Followers of dominionism believe that Christians should reassert control over political institutions

In last week's New Statesman, Alice Miles examined the role of religion in the current US political scene. She pointed out that a key difference between Britain and the US is the role that religion plays in politics on the other side of the Atlantic, where US presidents have long sought to derive legitimacy from God. Despite, this, however, there are concerns:

Even in a country as religious as the US, the current line-up of Republican presidential hopefuls is causing some alarm. Mitt Romney and Jon Huntsman are Mormons, Rick Perry and Michele Bachmann are evangelical Christians and Rick Santorum is a conservative Catholic. In August, a profile of Bachmann in the New Yorker that traced her religious influences to a school of evangelical thought called dominionism sparked nervousness among liberals.

Followers of dominionism, in its soft form, believe that Christians should reassert control over political institutions. In its hardest form, it demands the replacement of secular government with Old Testament law. It is derived from Genesis 1:26: "And God said, 'Let them have dominion over the fish of the sea, and over the fowl of the air, and over the cattle, and over all the earth, and over every creeping thing that creepeth upon the earth.'"

One would have thought that there were few alarming religious surprises left in a potential presidential candidate who fasted for three days, asking God whether she should run for Congress; who has advised followers to "be hot for the Lord"; and who once declared: "When we are on fire for Jesus, we can change the world in His name!" Apparently there are.

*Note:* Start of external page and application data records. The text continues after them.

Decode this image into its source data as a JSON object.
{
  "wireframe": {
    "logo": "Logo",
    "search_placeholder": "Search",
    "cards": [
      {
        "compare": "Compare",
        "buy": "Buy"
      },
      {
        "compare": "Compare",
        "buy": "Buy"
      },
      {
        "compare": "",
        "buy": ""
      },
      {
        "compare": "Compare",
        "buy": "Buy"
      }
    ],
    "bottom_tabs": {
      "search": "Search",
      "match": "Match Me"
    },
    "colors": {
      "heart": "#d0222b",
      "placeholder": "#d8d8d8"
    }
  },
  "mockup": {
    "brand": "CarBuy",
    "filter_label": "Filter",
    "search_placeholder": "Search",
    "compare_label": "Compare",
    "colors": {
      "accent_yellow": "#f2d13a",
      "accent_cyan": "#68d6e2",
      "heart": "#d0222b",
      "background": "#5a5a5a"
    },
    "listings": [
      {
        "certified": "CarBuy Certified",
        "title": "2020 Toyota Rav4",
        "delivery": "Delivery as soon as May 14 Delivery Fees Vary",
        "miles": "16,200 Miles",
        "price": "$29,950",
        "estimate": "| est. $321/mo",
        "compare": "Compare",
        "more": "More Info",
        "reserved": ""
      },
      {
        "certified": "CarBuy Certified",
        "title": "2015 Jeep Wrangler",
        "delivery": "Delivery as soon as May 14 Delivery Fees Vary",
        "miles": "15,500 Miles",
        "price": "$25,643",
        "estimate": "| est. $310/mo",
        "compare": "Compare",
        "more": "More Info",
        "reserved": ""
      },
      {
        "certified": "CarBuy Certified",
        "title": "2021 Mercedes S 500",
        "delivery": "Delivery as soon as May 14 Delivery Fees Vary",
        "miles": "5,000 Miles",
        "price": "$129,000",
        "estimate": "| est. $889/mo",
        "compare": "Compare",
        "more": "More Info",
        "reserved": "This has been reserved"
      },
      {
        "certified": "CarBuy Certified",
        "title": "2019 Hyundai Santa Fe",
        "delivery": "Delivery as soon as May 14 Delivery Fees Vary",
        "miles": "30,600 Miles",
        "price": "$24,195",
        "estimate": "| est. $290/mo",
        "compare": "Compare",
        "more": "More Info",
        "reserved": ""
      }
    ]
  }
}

Some liberals have noted that extreme Christian religions welcome wars and destruction that signal a coming rapture and the return of Christ. When the first reports emerged about Rick Perry's dominionist supporters, Bill Keller in the New York Times demanded that candidates be asked questions about their faith, such as: "Do you agree with those religious leaders who say that the US is a 'Christian nation' or a 'Judaeo-Christian nation'? And what does that mean in practice?" Or, "Would you have any hesitation about appointing a Muslim to the federal bench? What about an atheist?"

You can read the rest of the column here.